US – Researchers in the US have, for the first time, quantified the amount of freshwater that would be needed to replace marine protein in our diets with protein produced on land. Jessica Gephart and her colleagues from the University of Virginia, US, believe that quantifying water footprints in this way is an important tool for evaluating food and water security.
“Marine fish production requires little or no freshwater, whereas generating terrestrial protein such as meat, eggs or crops requires large amounts of water,” Ms Gephart told environmentalresearchweb. “So consuming marine protein instead of terrestrial protein represents a freshwater saving and contributes to a low water footprint diet.”
Calculating the water footprints of different food groups also helps to identify countries that may struggle to produce adequate supplies of protein should populations of marine fish decline.
Gephart and her colleagues found that, globally, replacing marine protein with terrestrial protein would require an additional 350 cubic km of water per year. As an estimated 7600 cubic km of water per year is used for human food production, marine protein currently provides water savings of 4.6 per cent.
While this global figure is relatively small, the researchers found that in some countries the saving can be as high as 50 per cent.
“We found the highest water saving from marine protein in the Maldives,” said Ms Gephart. “This figure shows that the Maldives are very dependent on marine protein and as the amount of land available for capturing freshwater and producing terrestrial protein is small, the Maldives may struggle to generate enough terrestrial protein domestically should fish stocks decline.”

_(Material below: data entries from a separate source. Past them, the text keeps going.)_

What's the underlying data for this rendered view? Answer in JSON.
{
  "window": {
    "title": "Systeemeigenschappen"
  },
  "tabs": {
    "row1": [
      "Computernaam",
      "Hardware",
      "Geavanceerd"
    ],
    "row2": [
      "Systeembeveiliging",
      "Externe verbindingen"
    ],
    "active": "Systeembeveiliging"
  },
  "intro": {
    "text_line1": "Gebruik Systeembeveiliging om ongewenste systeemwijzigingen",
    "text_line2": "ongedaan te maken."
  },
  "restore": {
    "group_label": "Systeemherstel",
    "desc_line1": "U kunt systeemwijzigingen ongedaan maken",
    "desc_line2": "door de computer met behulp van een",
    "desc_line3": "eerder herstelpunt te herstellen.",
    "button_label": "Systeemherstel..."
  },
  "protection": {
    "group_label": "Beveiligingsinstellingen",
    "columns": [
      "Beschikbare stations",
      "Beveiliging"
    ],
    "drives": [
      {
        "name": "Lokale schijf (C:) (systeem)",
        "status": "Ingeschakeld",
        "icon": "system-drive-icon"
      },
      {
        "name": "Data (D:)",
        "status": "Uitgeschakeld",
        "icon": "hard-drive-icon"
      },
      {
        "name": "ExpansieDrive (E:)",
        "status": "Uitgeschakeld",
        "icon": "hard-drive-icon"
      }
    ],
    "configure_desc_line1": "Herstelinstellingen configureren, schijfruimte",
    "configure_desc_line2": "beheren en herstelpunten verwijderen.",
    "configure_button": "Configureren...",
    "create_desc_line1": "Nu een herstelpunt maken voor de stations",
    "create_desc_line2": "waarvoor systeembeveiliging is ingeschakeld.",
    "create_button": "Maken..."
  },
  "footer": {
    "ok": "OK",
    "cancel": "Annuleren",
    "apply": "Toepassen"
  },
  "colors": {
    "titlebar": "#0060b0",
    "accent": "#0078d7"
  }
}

As well as the Maldives, the team rated the Republic of Korea and Barbados as receiving the greatest water benefit from marine protein, and consequently as most vulnerable to the loss of this protein. Only four countries have sufficient renewable water resources but insufficient land: Japan, Brunei Darussalam, Trinidad and Tobago, and Bangladesh.
“These countries may be able to increase terrestrial food production if yield can be increased on available agricultural land,” said Ms Gephart. “But they may be more likely to import terrestrial protein.”
The researchers also identified countries that have sufficient land, but insufficient water. These include much of the Middle East and North Africa, and parts of Sub-Saharan Africa.
Ms Gephart hopes the study, which has been published in Environmental Research Letters (ERL), will highlight the fact that water resources and food security are often linked, directly or indirectly.